# [PROBLEM STATEMENT]
Filter the entries, keeping every line with the string "Otomatik".

================================

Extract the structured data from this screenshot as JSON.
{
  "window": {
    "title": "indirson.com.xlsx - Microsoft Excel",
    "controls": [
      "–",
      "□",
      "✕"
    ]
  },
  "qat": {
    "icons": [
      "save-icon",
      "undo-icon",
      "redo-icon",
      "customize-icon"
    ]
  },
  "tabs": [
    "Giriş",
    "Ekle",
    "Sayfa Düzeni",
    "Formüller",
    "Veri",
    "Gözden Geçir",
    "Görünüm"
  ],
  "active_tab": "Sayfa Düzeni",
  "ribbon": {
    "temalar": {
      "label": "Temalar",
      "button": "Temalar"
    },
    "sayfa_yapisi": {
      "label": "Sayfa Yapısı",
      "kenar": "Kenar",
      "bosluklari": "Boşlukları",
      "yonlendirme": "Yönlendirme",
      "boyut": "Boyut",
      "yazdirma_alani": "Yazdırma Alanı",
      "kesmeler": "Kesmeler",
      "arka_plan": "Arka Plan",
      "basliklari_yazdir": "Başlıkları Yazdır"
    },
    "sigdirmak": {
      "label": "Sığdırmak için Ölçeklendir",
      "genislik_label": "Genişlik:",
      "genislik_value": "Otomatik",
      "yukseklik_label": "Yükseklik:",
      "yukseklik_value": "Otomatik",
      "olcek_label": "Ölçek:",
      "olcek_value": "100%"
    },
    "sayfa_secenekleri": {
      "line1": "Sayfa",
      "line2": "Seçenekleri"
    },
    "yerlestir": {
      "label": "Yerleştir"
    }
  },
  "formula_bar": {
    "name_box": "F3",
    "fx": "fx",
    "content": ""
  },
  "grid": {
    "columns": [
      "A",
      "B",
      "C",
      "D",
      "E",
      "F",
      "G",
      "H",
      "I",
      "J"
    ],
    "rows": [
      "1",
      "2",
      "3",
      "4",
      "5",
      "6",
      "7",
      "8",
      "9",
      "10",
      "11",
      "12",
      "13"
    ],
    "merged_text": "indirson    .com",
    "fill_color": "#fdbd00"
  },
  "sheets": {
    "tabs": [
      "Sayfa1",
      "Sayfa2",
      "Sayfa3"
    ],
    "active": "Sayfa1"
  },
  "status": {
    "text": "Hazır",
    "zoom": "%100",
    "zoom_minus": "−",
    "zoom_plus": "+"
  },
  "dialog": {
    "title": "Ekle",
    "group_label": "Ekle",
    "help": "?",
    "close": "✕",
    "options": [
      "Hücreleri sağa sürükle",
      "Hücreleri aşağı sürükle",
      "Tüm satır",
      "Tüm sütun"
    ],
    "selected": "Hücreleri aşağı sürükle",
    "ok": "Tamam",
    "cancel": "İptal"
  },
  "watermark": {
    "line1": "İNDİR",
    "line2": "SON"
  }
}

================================

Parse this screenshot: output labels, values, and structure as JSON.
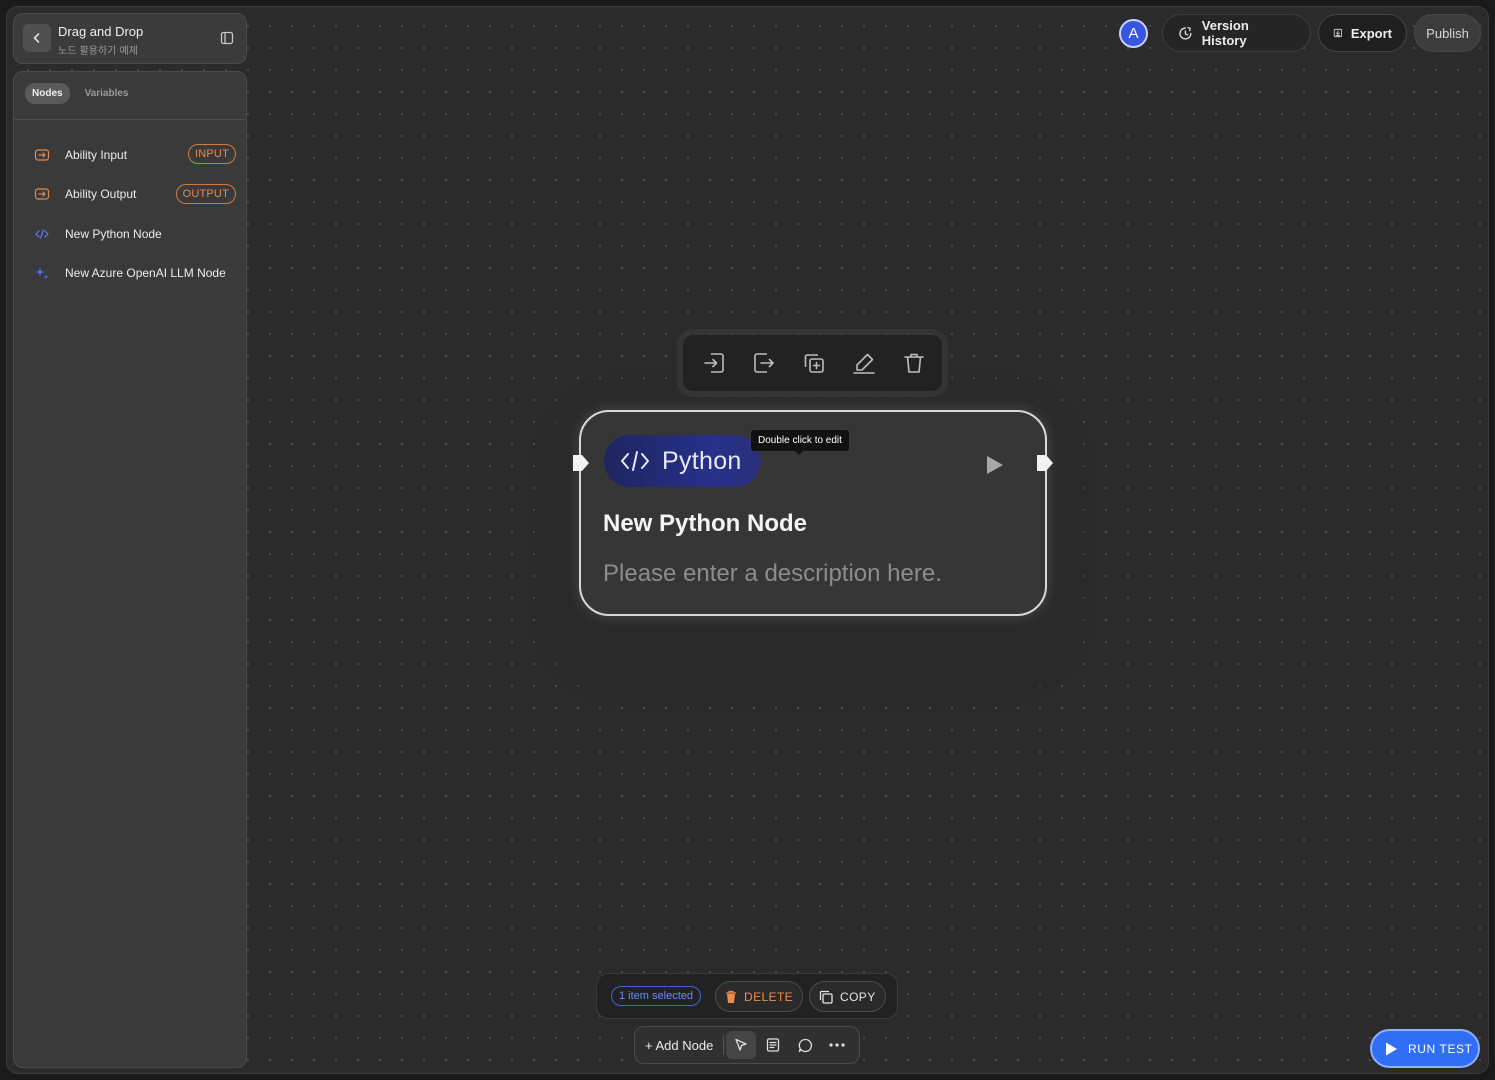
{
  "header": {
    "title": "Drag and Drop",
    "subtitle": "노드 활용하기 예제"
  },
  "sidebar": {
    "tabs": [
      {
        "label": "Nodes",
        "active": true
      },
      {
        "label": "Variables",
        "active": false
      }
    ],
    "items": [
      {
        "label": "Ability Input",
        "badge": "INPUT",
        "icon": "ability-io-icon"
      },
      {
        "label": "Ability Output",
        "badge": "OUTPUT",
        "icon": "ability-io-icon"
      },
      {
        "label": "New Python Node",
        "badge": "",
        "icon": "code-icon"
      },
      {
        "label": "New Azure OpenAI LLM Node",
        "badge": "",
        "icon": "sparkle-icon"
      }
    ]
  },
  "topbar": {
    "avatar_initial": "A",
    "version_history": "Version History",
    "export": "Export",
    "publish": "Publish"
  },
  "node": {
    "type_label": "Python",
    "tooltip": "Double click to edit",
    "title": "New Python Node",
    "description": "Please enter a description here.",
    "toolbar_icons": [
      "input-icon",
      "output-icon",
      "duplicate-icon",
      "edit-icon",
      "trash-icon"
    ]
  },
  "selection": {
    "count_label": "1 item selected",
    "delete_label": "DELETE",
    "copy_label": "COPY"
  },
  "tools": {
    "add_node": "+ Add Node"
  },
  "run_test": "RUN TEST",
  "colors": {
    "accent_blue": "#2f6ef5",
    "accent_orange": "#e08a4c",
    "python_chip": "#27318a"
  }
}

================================

# [COMPLETED EXERCISE]
      "genislik_value": "Otomatik",
      "yukseklik_value": "Otomatik",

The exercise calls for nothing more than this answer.